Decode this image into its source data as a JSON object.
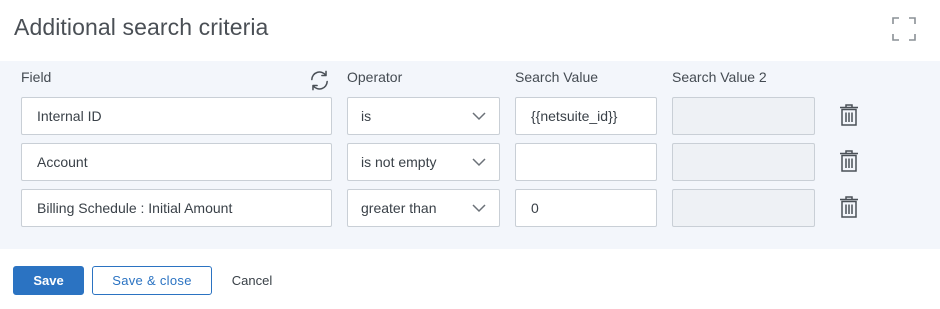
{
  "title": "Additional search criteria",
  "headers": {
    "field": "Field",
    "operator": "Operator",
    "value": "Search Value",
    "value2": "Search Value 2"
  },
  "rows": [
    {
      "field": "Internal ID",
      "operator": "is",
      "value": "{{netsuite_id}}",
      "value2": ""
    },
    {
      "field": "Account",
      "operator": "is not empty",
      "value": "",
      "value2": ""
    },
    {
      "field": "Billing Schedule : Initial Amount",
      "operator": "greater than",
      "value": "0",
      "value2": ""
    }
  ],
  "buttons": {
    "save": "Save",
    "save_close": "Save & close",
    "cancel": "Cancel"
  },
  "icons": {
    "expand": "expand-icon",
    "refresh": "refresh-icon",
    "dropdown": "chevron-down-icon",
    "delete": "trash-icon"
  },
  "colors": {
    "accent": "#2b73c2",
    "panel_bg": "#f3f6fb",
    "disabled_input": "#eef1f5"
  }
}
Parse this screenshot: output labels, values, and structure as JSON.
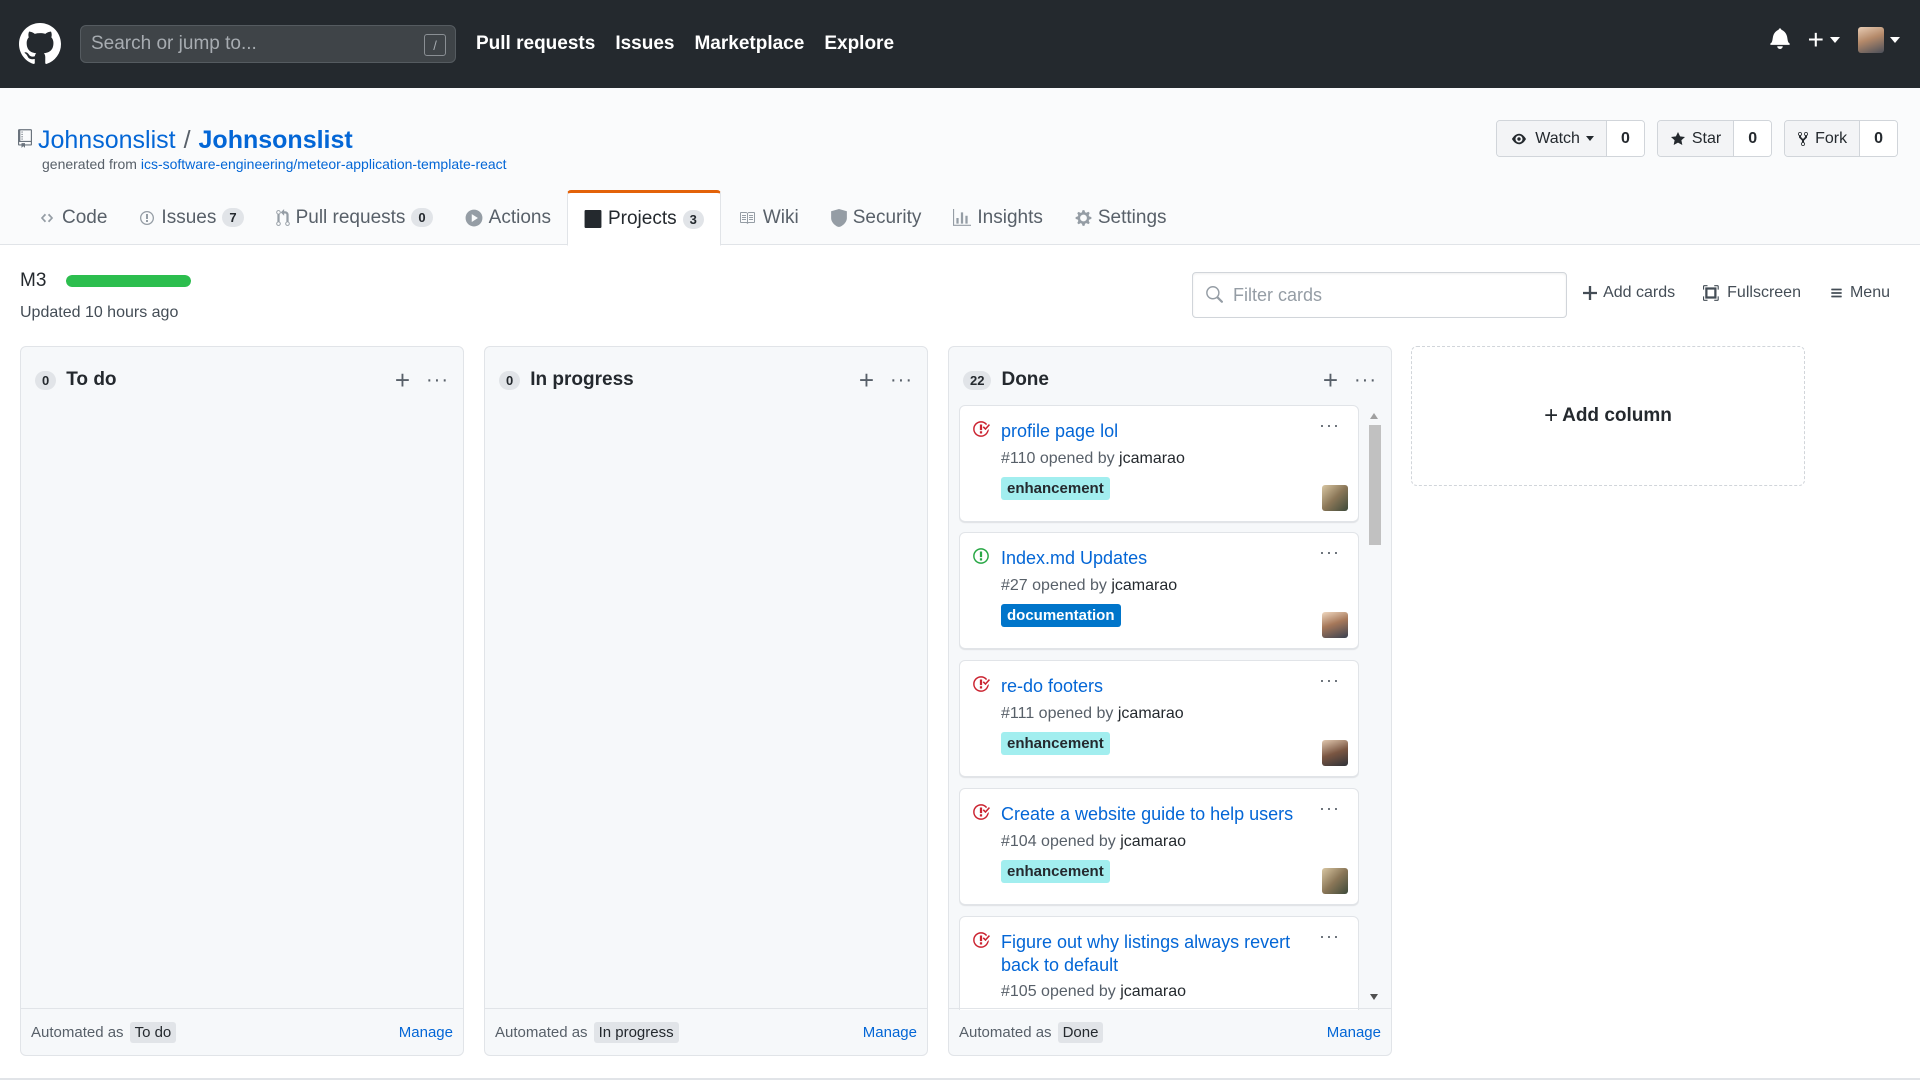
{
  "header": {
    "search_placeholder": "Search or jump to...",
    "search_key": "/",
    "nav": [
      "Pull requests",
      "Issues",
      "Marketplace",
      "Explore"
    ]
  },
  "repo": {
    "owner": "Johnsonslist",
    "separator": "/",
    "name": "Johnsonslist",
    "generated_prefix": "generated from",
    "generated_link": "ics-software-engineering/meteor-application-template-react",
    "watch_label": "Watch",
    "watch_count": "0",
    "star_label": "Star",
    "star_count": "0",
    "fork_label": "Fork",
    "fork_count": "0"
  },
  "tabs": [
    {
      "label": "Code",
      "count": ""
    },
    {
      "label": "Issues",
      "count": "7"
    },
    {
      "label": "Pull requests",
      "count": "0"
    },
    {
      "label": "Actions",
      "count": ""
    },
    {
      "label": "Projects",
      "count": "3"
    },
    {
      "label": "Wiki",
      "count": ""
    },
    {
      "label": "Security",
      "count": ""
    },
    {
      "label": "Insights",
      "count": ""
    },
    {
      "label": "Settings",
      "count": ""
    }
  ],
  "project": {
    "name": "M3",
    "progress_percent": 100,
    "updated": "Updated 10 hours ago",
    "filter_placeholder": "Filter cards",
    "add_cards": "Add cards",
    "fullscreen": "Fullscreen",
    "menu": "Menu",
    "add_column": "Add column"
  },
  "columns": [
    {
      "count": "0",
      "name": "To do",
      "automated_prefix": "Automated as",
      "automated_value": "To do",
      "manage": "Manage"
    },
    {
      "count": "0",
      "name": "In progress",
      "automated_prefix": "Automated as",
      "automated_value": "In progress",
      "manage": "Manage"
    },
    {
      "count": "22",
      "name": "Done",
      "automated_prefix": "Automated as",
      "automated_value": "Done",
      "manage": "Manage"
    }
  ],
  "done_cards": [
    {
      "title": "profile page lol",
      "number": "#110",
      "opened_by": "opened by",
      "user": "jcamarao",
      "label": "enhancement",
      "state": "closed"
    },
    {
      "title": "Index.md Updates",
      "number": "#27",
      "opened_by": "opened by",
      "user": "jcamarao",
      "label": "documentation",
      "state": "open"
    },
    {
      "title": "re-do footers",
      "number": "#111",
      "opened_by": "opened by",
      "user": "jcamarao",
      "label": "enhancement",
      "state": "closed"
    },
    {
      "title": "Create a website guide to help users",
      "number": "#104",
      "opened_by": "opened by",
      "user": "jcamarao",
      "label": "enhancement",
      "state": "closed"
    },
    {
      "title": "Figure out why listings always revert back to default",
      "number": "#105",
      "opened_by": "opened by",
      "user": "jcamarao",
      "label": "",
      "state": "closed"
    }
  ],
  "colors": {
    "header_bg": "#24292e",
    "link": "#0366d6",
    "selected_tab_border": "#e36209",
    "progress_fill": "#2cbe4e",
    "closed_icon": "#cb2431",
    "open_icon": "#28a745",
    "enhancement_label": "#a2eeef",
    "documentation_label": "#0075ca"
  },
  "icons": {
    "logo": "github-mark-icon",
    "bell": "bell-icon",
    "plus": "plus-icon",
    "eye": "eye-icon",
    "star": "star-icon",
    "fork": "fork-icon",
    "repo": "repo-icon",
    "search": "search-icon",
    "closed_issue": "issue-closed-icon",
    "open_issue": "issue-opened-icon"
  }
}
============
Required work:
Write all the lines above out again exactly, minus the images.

Answer to the exercise:
Decode this image into its source data as a JSON object.
{
  "title": "Additional search criteria",
  "headers": {
    "field": "Field",
    "operator": "Operator",
    "value": "Search Value",
    "value2": "Search Value 2"
  },
  "rows": [
    {
      "field": "Internal ID",
      "operator": "is",
      "value": "{{netsuite_id}}",
      "value2": ""
    },
    {
      "field": "Account",
      "operator": "is not empty",
      "value": "",
      "value2": ""
    },
    {
      "field": "Billing Schedule : Initial Amount",
      "operator": "greater than",
      "value": "0",
      "value2": ""
    }
  ],
  "buttons": {
    "save": "Save",
    "save_close": "Save & close",
    "cancel": "Cancel"
  },
  "icons": {
    "expand": "expand-icon",
    "refresh": "refresh-icon",
    "dropdown": "chevron-down-icon",
    "delete": "trash-icon"
  },
  "colors": {
    "accent": "#2b73c2",
    "panel_bg": "#f3f6fb",
    "disabled_input": "#eef1f5"
  }
}
Parse this screenshot: output labels, values, and structure as JSON.
{
  "header": {
    "search_placeholder": "Search or jump to...",
    "search_key": "/",
    "nav": [
      "Pull requests",
      "Issues",
      "Marketplace",
      "Explore"
    ]
  },
  "repo": {
    "owner": "Johnsonslist",
    "separator": "/",
    "name": "Johnsonslist",
    "generated_prefix": "generated from",
    "generated_link": "ics-software-engineering/meteor-application-template-react",
    "watch_label": "Watch",
    "watch_count": "0",
    "star_label": "Star",
    "star_count": "0",
    "fork_label": "Fork",
    "fork_count": "0"
  },
  "tabs": [
    {
      "label": "Code",
      "count": ""
    },
    {
      "label": "Issues",
      "count": "7"
    },
    {
      "label": "Pull requests",
      "count": "0"
    },
    {
      "label": "Actions",
      "count": ""
    },
    {
      "label": "Projects",
      "count": "3"
    },
    {
      "label": "Wiki",
      "count": ""
    },
    {
      "label": "Security",
      "count": ""
    },
    {
      "label": "Insights",
      "count": ""
    },
    {
      "label": "Settings",
      "count": ""
    }
  ],
  "project": {
    "name": "M3",
    "progress_percent": 100,
    "updated": "Updated 10 hours ago",
    "filter_placeholder": "Filter cards",
    "add_cards": "Add cards",
    "fullscreen": "Fullscreen",
    "menu": "Menu",
    "add_column": "Add column"
  },
  "columns": [
    {
      "count": "0",
      "name": "To do",
      "automated_prefix": "Automated as",
      "automated_value": "To do",
      "manage": "Manage"
    },
    {
      "count": "0",
      "name": "In progress",
      "automated_prefix": "Automated as",
      "automated_value": "In progress",
      "manage": "Manage"
    },
    {
      "count": "22",
      "name": "Done",
      "automated_prefix": "Automated as",
      "automated_value": "Done",
      "manage": "Manage"
    }
  ],
  "done_cards": [
    {
      "title": "profile page lol",
      "number": "#110",
      "opened_by": "opened by",
      "user": "jcamarao",
      "label": "enhancement",
      "state": "closed"
    },
    {
      "title": "Index.md Updates",
      "number": "#27",
      "opened_by": "opened by",
      "user": "jcamarao",
      "label": "documentation",
      "state": "open"
    },
    {
      "title": "re-do footers",
      "number": "#111",
      "opened_by": "opened by",
      "user": "jcamarao",
      "label": "enhancement",
      "state": "closed"
    },
    {
      "title": "Create a website guide to help users",
      "number": "#104",
      "opened_by": "opened by",
      "user": "jcamarao",
      "label": "enhancement",
      "state": "closed"
    },
    {
      "title": "Figure out why listings always revert back to default",
      "number": "#105",
      "opened_by": "opened by",
      "user": "jcamarao",
      "label": "",
      "state": "closed"
    }
  ],
  "colors": {
    "header_bg": "#24292e",
    "link": "#0366d6",
    "selected_tab_border": "#e36209",
    "progress_fill": "#2cbe4e",
    "closed_icon": "#cb2431",
    "open_icon": "#28a745",
    "enhancement_label": "#a2eeef",
    "documentation_label": "#0075ca"
  },
  "icons": {
    "logo": "github-mark-icon",
    "bell": "bell-icon",
    "plus": "plus-icon",
    "eye": "eye-icon",
    "star": "star-icon",
    "fork": "fork-icon",
    "repo": "repo-icon",
    "search": "search-icon",
    "closed_issue": "issue-closed-icon",
    "open_issue": "issue-opened-icon"
  }
}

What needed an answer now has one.